(ASSIGNMENT):
Write out the entries exactly. None of the pictures should appear in the copy.

[Stored data entries]

◆ ◆ ◆ ◆ ◆ ◆ ◆

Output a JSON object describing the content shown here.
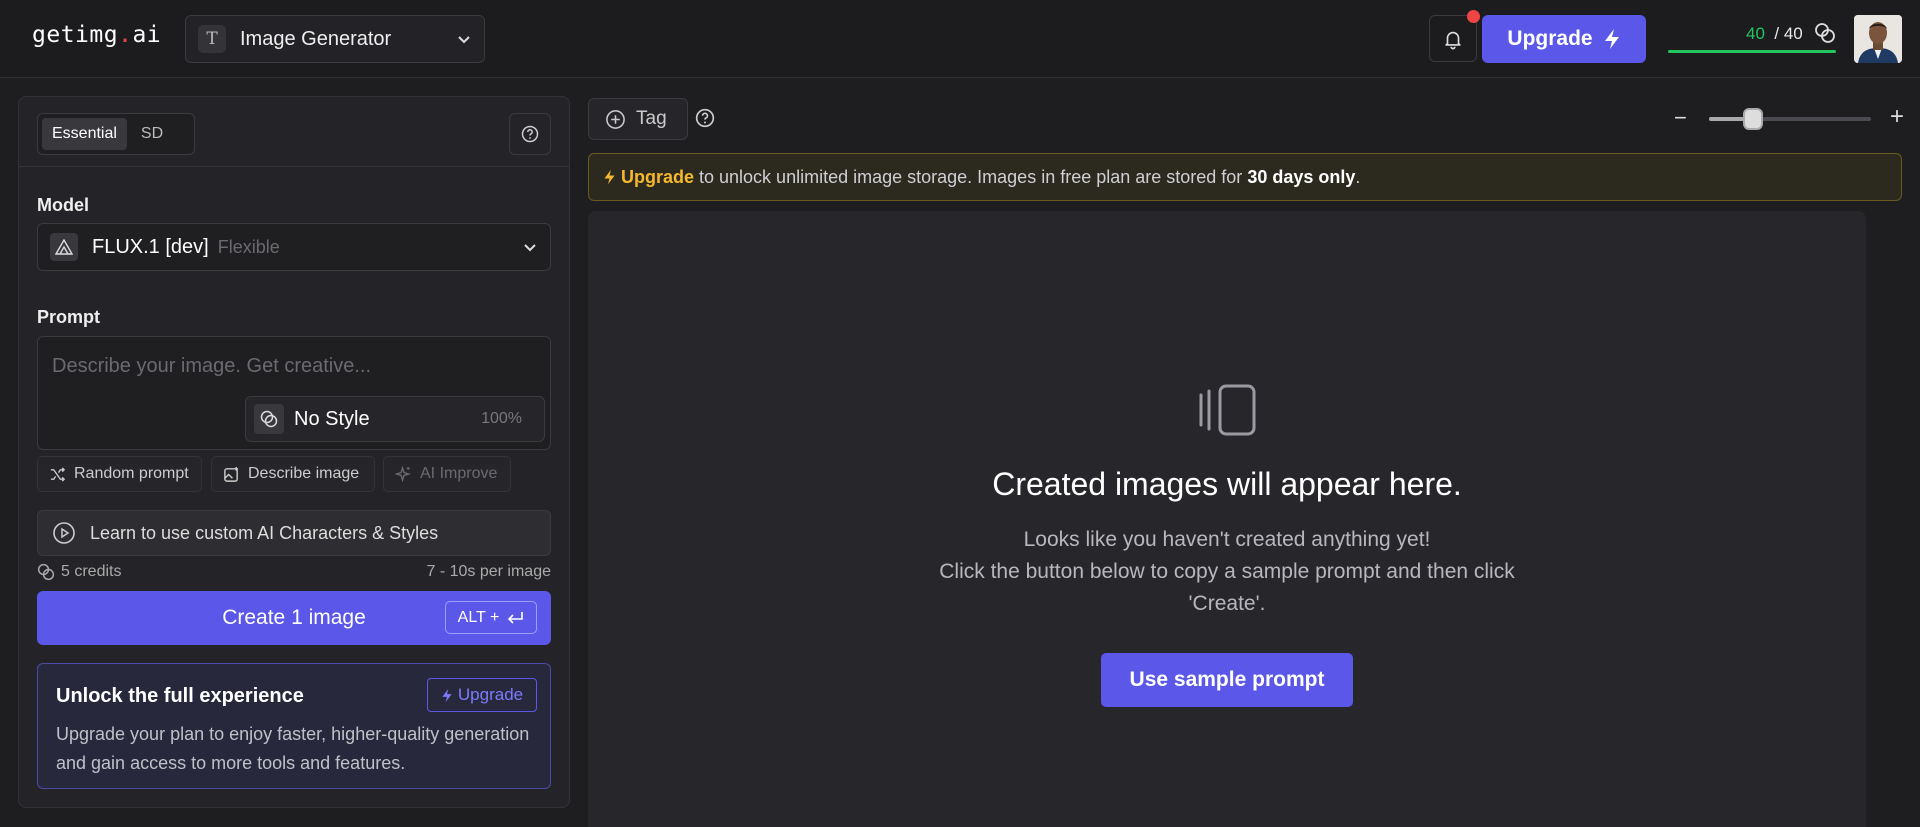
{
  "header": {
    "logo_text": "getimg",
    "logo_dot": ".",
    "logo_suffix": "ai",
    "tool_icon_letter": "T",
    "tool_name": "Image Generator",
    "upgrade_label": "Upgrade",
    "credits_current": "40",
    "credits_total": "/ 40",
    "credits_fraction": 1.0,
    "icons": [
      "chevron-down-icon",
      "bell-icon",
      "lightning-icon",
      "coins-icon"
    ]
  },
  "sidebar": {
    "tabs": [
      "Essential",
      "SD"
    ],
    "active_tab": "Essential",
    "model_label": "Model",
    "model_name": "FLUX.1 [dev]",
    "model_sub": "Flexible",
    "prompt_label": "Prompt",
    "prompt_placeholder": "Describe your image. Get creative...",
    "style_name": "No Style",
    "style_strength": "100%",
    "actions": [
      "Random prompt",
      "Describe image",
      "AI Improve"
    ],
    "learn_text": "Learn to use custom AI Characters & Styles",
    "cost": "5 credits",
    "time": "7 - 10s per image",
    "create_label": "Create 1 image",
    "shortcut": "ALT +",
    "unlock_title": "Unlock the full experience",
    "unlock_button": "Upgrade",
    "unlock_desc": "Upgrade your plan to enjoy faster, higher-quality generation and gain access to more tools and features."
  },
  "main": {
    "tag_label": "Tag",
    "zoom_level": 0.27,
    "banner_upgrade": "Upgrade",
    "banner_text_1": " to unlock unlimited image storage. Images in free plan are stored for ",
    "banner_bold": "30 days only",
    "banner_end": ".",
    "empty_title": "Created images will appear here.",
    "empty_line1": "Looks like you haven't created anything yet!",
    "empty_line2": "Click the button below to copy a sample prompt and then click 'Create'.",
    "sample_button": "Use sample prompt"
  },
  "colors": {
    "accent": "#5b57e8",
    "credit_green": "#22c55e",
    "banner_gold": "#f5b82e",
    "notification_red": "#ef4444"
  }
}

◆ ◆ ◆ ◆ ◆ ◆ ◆

(EXERCISE ANSWER):
Output a JSON object describing the content shown here.
{
  "header": {
    "logo_text": "getimg",
    "logo_dot": ".",
    "logo_suffix": "ai",
    "tool_icon_letter": "T",
    "tool_name": "Image Generator",
    "upgrade_label": "Upgrade",
    "credits_current": "40",
    "credits_total": "/ 40",
    "credits_fraction": 1.0,
    "icons": [
      "chevron-down-icon",
      "bell-icon",
      "lightning-icon",
      "coins-icon"
    ]
  },
  "sidebar": {
    "tabs": [
      "Essential",
      "SD"
    ],
    "active_tab": "Essential",
    "model_label": "Model",
    "model_name": "FLUX.1 [dev]",
    "model_sub": "Flexible",
    "prompt_label": "Prompt",
    "prompt_placeholder": "Describe your image. Get creative...",
    "style_name": "No Style",
    "style_strength": "100%",
    "actions": [
      "Random prompt",
      "Describe image",
      "AI Improve"
    ],
    "learn_text": "Learn to use custom AI Characters & Styles",
    "cost": "5 credits",
    "time": "7 - 10s per image",
    "create_label": "Create 1 image",
    "shortcut": "ALT +",
    "unlock_title": "Unlock the full experience",
    "unlock_button": "Upgrade",
    "unlock_desc": "Upgrade your plan to enjoy faster, higher-quality generation and gain access to more tools and features."
  },
  "main": {
    "tag_label": "Tag",
    "zoom_level": 0.27,
    "banner_upgrade": "Upgrade",
    "banner_text_1": " to unlock unlimited image storage. Images in free plan are stored for ",
    "banner_bold": "30 days only",
    "banner_end": ".",
    "empty_title": "Created images will appear here.",
    "empty_line1": "Looks like you haven't created anything yet!",
    "empty_line2": "Click the button below to copy a sample prompt and then click 'Create'.",
    "sample_button": "Use sample prompt"
  },
  "colors": {
    "accent": "#5b57e8",
    "credit_green": "#22c55e",
    "banner_gold": "#f5b82e",
    "notification_red": "#ef4444"
  }
}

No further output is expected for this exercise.